If you haven’t heard of Little Simz and her posh British rapping tunes (maybe the first time posh and rap have been used in the same sentence), jot down the name now because you’ll be seeing a lot more of it. The 21-year-old hailing from “space,” if you believe her Instagram page, just released a song with Kehlani last week and is opening up for Lauryn Hill this week. She’s also the only female rapper on the III Points roster, so there’s that.
“Dark voids, shimmering lights, and the sound of the space between them,” is how artsist Uchi’s bio reads. When asked what exactly that means, she told us: “I think I wrote that when I was 19 in order to avoid making a real one… I guess I thought it described [my music]? Bios are weird.” Touché.
Today, she would describe her music as “sometimes 4/4 beats, sometimes no beats or a couple of hi-hats, other times it’s pads or baseline synth stuff, and a touch of noise stuff. But it falls under techno, I think?" If techno had an atmospheric subcategory, Uchi’s tunes would fit in perfectly. “What I'm doing today is what comes out of happy accidents with the right combination of gear, crafted samples, and hand-recorded midi patterns,” she says. Her sounds are meant to calm, and they do. Think: the music you hear when you’re in a spa or what you would imagine plays when you’re floating in space. This is that.
Artist and producer Virgo’s Instagram aesthetic matches her music. Both are ethereal, majestic, and with a tinge of blue overlay. Her pure vocals and electronic backdrops remind us of '90s techno, in the best nostalgic way possible.
Singer-songwriter VNUSAMR got her musical prowess from her mom. “My mom used to sing and write music, so I took her songbook... we had all this band equipment, and me and my brother used to set up in the garage with his friends, who played instruments as well,” she tells us. “I would play as the lead singer, and we would just jam out with the garage door open.” During those days, she was influenced by Alicia Keys and her ability to empower young women, something she also hopes to do with her music.
“Singing gives me the power to shred my feelings and emotions,” the “trap&b” singer says.
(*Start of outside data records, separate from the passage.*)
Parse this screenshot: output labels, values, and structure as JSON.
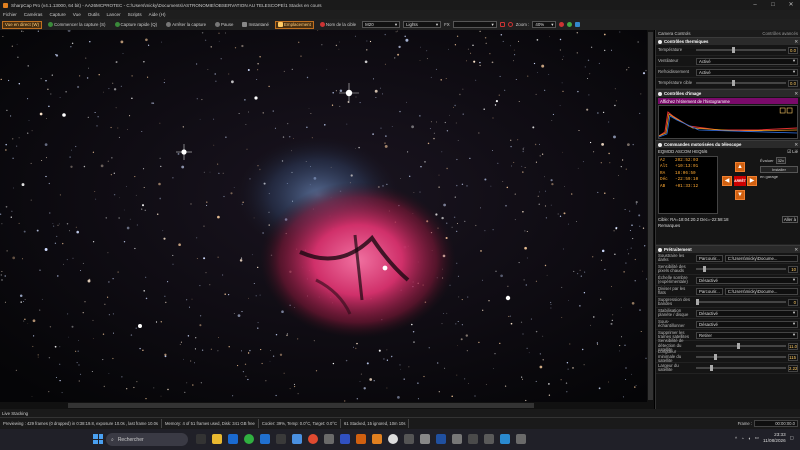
{
  "window": {
    "title": "SharpCap Pro (v4.1.13000, 64 bit) - AA26MCPROTEC - C:\\Users\\micky\\Documents\\ASTRONOMIE\\OBSERVATION AU TELESCOPE\\1 Stacks en cours",
    "controls": [
      "–",
      "□",
      "✕"
    ]
  },
  "menu": [
    "Fichier",
    "Caméras",
    "Capture",
    "Vue",
    "Outils",
    "Lancer",
    "Scripts",
    "Aide (H)"
  ],
  "toolbar": {
    "live_view": "Vue en direct (W)",
    "start_capture": "Commencer la capture (S)",
    "quick_capture": "Capture rapide (Q)",
    "stop_capture": "Arrêter la capture",
    "pause": "Pause",
    "snapshot": "Instantané",
    "framing": "Emplacement",
    "target_name_label": "Nom de la cible",
    "target_name": "M20",
    "mode": "Lights",
    "fx_label": "FX",
    "zoom_label": "Zoom :",
    "zoom": "40%"
  },
  "panel": {
    "header": "Camera Controls",
    "advanced": "Contrôles avancés",
    "thermal": {
      "title": "Contrôles thermiques",
      "temp_label": "Température",
      "temp_value": "0.0",
      "fan_label": "Ventilateur",
      "fan_value": "Activé",
      "cooler_label": "Refroidissement",
      "cooler_value": "Activé",
      "target_label": "Température cible",
      "target_value": "0.0"
    },
    "image": {
      "title": "Contrôles d'image",
      "histogram_title": "Affichez l'étirement de l'histogramme"
    },
    "telescope": {
      "title": "Commandes motorisées du télescope",
      "mount": "EQMOD ASCOM HEQ5/6",
      "track_label": "Lié",
      "readout": [
        {
          "k": "Az",
          "v": "202:52:03"
        },
        {
          "k": "Alt",
          "v": "+10:13:01"
        },
        {
          "k": "RA",
          "v": "18:06:50"
        },
        {
          "k": "Déc",
          "v": "-22:59:10"
        },
        {
          "k": "AB",
          "v": "+01:33:12"
        }
      ],
      "stop": "ARRÊT",
      "speed_label": "Évaluer",
      "speed_value": "32x",
      "install": "Installer",
      "park": "en garage",
      "target_line": "Cible: RA=18:04:20.2 Dec=-22:58:18",
      "goto": "Aller à",
      "remarks": "Remarques"
    },
    "preprocess": {
      "title": "Prétraitement",
      "rows": [
        {
          "label": "Soustraire les darks",
          "button": "Parcourir...",
          "value": "C:\\Users\\micky\\Docume..."
        },
        {
          "label": "Sensibilité des pixels chauds",
          "value": "10"
        },
        {
          "label": "Échelle sombre (expérimentale)",
          "dropdown": "Désactivé"
        },
        {
          "label": "Diviser par les flats",
          "button": "Parcourir...",
          "value": "C:\\Users\\micky\\Docume..."
        },
        {
          "label": "Suppression des bandes",
          "value": "0"
        },
        {
          "label": "Stabilisation planète / disque",
          "dropdown": "Désactivé"
        },
        {
          "label": "Sous-échantillonner",
          "dropdown": "Désactivé"
        },
        {
          "label": "Supprimer les trames satellites",
          "dropdown": "Retirer"
        },
        {
          "label": "Sensibilité de détection du satellite",
          "value": "11.0"
        },
        {
          "label": "Longueur minimale du satellite",
          "value": "115"
        },
        {
          "label": "Largeur du satellite",
          "value": "2.22"
        }
      ]
    }
  },
  "status": {
    "live_stacking": "Live Stacking",
    "cells": [
      "Previewing : 429 frames (0 dropped) in 0:38:19.8, exposure 10.0s , last frame 10.0s",
      "Memory: 4 of 51 frames used, Disk: 341 GB free",
      "Cooler: 39%, Temp: 0.0°C, Target: 0.0°C",
      "61 Stacked, 15 ignored, 10m 10s"
    ],
    "frame_label": "Frame :",
    "time": "00:00:00.0"
  },
  "taskbar": {
    "search_placeholder": "Rechercher",
    "clock_time": "23:33",
    "clock_date": "11/08/2026"
  },
  "colors": {
    "accent": "#e08020",
    "section_purple": "#7a0a6a",
    "nebula_pink": "#d0306a",
    "nebula_blue": "#4a6a9a"
  }
}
Which is evident in her moody, sensual, sometimes dark songs.
As for her stage name, she also got that from her mom, in a way. It’s a combination of her star sign, Venus, and her middle name, Love, which her mom used to say in Spanish. “I put them together and came up with VENUS AMOR, then broke it down into an acronym 'VNUSAMR.' Makes it more mystic!”
A lot goes into a Poorgrrrl (also known as Tara Long) performance. For her III Points set, she was joined by a group of girls and guys as she rapped-slash-sang-slash-spoke her way across the stage. Hula hooping was involved, one guy painted on his makeup throughout the almost hour-long performance, others snapped selfies with Poorgrrrl. With lyrics like: “Phony baloney jabroni/ Lookin' Al Capone/ Bugsy Mugsy/ Pepperoni calzone/ Leave me aloney,” it’s hard to tell if she’s being ironic or completely serious. “At the end of the day, this is a music project,” she tells us. “Rapping, singing, and performing are all methods of expression allowed within the musical framework, so I use them to express myself.”
Her songs, which she describes as “experimental and awkward for now,” don't necessarily fit into a genre, and that’s just how she likes it. Long started out as a performance artist and adopted her Poorgrrrl persona (who was born on Instagram) once she started exploring music. The moniker, she says, is her biggest fear: “To be this little lump of shit that everyone feels sorry for because I’m so lame. I’ve turned my terror into the vessel that will slowly drag me to success, or have I simply created a self-fulfilling prophecy that now I will never be able to escape?” We’ll know in due time. Enjoy her kooky music until then.